ACTIVITY. Without altering a single word, repeat the records that follow.
Segment Start: EXERCISE MATERIAL
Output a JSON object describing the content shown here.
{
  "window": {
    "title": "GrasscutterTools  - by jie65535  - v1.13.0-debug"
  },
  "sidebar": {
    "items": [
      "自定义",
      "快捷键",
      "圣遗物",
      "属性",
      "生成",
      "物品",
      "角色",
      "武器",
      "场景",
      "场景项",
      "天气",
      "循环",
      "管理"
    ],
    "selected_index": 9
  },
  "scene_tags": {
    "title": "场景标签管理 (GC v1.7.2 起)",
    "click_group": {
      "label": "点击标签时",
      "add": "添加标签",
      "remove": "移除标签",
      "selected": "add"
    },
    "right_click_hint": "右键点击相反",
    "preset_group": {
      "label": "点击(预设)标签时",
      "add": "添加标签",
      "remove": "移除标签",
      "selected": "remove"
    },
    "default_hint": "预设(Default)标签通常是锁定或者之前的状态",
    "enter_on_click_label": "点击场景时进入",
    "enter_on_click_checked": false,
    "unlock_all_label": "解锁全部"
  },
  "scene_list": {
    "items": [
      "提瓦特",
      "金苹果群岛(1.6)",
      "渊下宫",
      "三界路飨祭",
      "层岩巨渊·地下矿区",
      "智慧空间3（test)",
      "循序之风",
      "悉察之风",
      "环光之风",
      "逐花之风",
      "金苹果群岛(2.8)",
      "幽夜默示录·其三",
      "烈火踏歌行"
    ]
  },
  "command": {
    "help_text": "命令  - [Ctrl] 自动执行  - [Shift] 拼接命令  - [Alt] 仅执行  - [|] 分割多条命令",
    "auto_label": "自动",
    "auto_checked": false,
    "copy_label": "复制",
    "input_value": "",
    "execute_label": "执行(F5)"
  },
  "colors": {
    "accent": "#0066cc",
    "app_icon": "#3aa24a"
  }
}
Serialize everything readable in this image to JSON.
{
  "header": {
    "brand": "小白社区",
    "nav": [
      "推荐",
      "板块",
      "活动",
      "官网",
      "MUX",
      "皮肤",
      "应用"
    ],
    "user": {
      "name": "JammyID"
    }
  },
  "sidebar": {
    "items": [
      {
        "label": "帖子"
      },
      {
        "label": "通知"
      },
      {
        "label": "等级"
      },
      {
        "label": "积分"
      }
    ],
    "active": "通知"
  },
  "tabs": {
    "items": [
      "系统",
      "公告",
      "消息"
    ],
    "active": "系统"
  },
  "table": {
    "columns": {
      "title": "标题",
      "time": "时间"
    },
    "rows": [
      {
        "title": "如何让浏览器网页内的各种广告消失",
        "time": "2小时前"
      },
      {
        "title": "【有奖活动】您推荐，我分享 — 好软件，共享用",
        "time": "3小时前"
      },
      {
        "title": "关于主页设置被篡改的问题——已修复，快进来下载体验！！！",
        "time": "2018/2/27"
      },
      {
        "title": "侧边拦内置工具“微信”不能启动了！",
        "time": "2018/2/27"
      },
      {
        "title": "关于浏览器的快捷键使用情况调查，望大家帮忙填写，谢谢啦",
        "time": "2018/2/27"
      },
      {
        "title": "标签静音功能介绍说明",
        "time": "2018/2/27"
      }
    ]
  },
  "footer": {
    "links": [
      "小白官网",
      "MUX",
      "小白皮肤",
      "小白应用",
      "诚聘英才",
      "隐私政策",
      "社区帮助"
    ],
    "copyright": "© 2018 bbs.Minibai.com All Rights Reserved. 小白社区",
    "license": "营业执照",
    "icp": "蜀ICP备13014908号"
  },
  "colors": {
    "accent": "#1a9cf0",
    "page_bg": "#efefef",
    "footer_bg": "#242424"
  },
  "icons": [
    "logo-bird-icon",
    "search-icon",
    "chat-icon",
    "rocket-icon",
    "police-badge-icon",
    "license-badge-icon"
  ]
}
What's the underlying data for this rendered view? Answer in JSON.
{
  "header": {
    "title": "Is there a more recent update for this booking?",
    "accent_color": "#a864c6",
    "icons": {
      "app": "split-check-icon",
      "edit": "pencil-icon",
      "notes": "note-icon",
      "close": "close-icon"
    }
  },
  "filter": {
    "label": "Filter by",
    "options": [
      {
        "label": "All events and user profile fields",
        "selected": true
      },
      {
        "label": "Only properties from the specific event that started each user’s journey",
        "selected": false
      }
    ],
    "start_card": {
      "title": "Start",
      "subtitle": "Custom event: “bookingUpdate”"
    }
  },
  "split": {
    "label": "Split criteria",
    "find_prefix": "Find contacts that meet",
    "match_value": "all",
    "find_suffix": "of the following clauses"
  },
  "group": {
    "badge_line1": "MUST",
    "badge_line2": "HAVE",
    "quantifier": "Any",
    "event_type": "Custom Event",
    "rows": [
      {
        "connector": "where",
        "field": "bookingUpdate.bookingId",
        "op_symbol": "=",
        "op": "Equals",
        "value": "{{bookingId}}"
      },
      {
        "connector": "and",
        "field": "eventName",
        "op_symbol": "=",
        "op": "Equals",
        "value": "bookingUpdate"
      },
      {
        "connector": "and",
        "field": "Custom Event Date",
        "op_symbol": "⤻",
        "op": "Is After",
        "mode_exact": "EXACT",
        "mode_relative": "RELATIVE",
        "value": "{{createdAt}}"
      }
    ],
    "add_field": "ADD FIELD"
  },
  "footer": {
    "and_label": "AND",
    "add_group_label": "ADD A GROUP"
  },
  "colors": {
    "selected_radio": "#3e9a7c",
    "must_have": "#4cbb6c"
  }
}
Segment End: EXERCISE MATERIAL
OUTPUT OF THE TASK.
Output a JSON object describing the content shown here.
{
  "window": {
    "title": "GrasscutterTools  - by jie65535  - v1.13.0-debug"
  },
  "sidebar": {
    "items": [
      "自定义",
      "快捷键",
      "圣遗物",
      "属性",
      "生成",
      "物品",
      "角色",
      "武器",
      "场景",
      "场景项",
      "天气",
      "循环",
      "管理"
    ],
    "selected_index": 9
  },
  "scene_tags": {
    "title": "场景标签管理 (GC v1.7.2 起)",
    "click_group": {
      "label": "点击标签时",
      "add": "添加标签",
      "remove": "移除标签",
      "selected": "add"
    },
    "right_click_hint": "右键点击相反",
    "preset_group": {
      "label": "点击(预设)标签时",
      "add": "添加标签",
      "remove": "移除标签",
      "selected": "remove"
    },
    "default_hint": "预设(Default)标签通常是锁定或者之前的状态",
    "enter_on_click_label": "点击场景时进入",
    "enter_on_click_checked": false,
    "unlock_all_label": "解锁全部"
  },
  "scene_list": {
    "items": [
      "提瓦特",
      "金苹果群岛(1.6)",
      "渊下宫",
      "三界路飨祭",
      "层岩巨渊·地下矿区",
      "智慧空间3（test)",
      "循序之风",
      "悉察之风",
      "环光之风",
      "逐花之风",
      "金苹果群岛(2.8)",
      "幽夜默示录·其三",
      "烈火踏歌行"
    ]
  },
  "command": {
    "help_text": "命令  - [Ctrl] 自动执行  - [Shift] 拼接命令  - [Alt] 仅执行  - [|] 分割多条命令",
    "auto_label": "自动",
    "auto_checked": false,
    "copy_label": "复制",
    "input_value": "",
    "execute_label": "执行(F5)"
  },
  "colors": {
    "accent": "#0066cc",
    "app_icon": "#3aa24a"
  }
}
Serialize everything readable in this image to JSON.
{
  "header": {
    "brand": "小白社区",
    "nav": [
      "推荐",
      "板块",
      "活动",
      "官网",
      "MUX",
      "皮肤",
      "应用"
    ],
    "user": {
      "name": "JammyID"
    }
  },
  "sidebar": {
    "items": [
      {
        "label": "帖子"
      },
      {
        "label": "通知"
      },
      {
        "label": "等级"
      },
      {
        "label": "积分"
      }
    ],
    "active": "通知"
  },
  "tabs": {
    "items": [
      "系统",
      "公告",
      "消息"
    ],
    "active": "系统"
  },
  "table": {
    "columns": {
      "title": "标题",
      "time": "时间"
    },
    "rows": [
      {
        "title": "如何让浏览器网页内的各种广告消失",
        "time": "2小时前"
      },
      {
        "title": "【有奖活动】您推荐，我分享 — 好软件，共享用",
        "time": "3小时前"
      },
      {
        "title": "关于主页设置被篡改的问题——已修复，快进来下载体验！！！",
        "time": "2018/2/27"
      },
      {
        "title": "侧边拦内置工具“微信”不能启动了！",
        "time": "2018/2/27"
      },
      {
        "title": "关于浏览器的快捷键使用情况调查，望大家帮忙填写，谢谢啦",
        "time": "2018/2/27"
      },
      {
        "title": "标签静音功能介绍说明",
        "time": "2018/2/27"
      }
    ]
  },
  "footer": {
    "links": [
      "小白官网",
      "MUX",
      "小白皮肤",
      "小白应用",
      "诚聘英才",
      "隐私政策",
      "社区帮助"
    ],
    "copyright": "© 2018 bbs.Minibai.com All Rights Reserved. 小白社区",
    "license": "营业执照",
    "icp": "蜀ICP备13014908号"
  },
  "colors": {
    "accent": "#1a9cf0",
    "page_bg": "#efefef",
    "footer_bg": "#242424"
  },
  "icons": [
    "logo-bird-icon",
    "search-icon",
    "chat-icon",
    "rocket-icon",
    "police-badge-icon",
    "license-badge-icon"
  ]
}
What's the underlying data for this rendered view? Answer in JSON.
{
  "header": {
    "title": "Is there a more recent update for this booking?",
    "accent_color": "#a864c6",
    "icons": {
      "app": "split-check-icon",
      "edit": "pencil-icon",
      "notes": "note-icon",
      "close": "close-icon"
    }
  },
  "filter": {
    "label": "Filter by",
    "options": [
      {
        "label": "All events and user profile fields",
        "selected": true
      },
      {
        "label": "Only properties from the specific event that started each user’s journey",
        "selected": false
      }
    ],
    "start_card": {
      "title": "Start",
      "subtitle": "Custom event: “bookingUpdate”"
    }
  },
  "split": {
    "label": "Split criteria",
    "find_prefix": "Find contacts that meet",
    "match_value": "all",
    "find_suffix": "of the following clauses"
  },
  "group": {
    "badge_line1": "MUST",
    "badge_line2": "HAVE",
    "quantifier": "Any",
    "event_type": "Custom Event",
    "rows": [
      {
        "connector": "where",
        "field": "bookingUpdate.bookingId",
        "op_symbol": "=",
        "op": "Equals",
        "value": "{{bookingId}}"
      },
      {
        "connector": "and",
        "field": "eventName",
        "op_symbol": "=",
        "op": "Equals",
        "value": "bookingUpdate"
      },
      {
        "connector": "and",
        "field": "Custom Event Date",
        "op_symbol": "⤻",
        "op": "Is After",
        "mode_exact": "EXACT",
        "mode_relative": "RELATIVE",
        "value": "{{createdAt}}"
      }
    ],
    "add_field": "ADD FIELD"
  },
  "footer": {
    "and_label": "AND",
    "add_group_label": "ADD A GROUP"
  },
  "colors": {
    "selected_radio": "#3e9a7c",
    "must_have": "#4cbb6c"
  }
}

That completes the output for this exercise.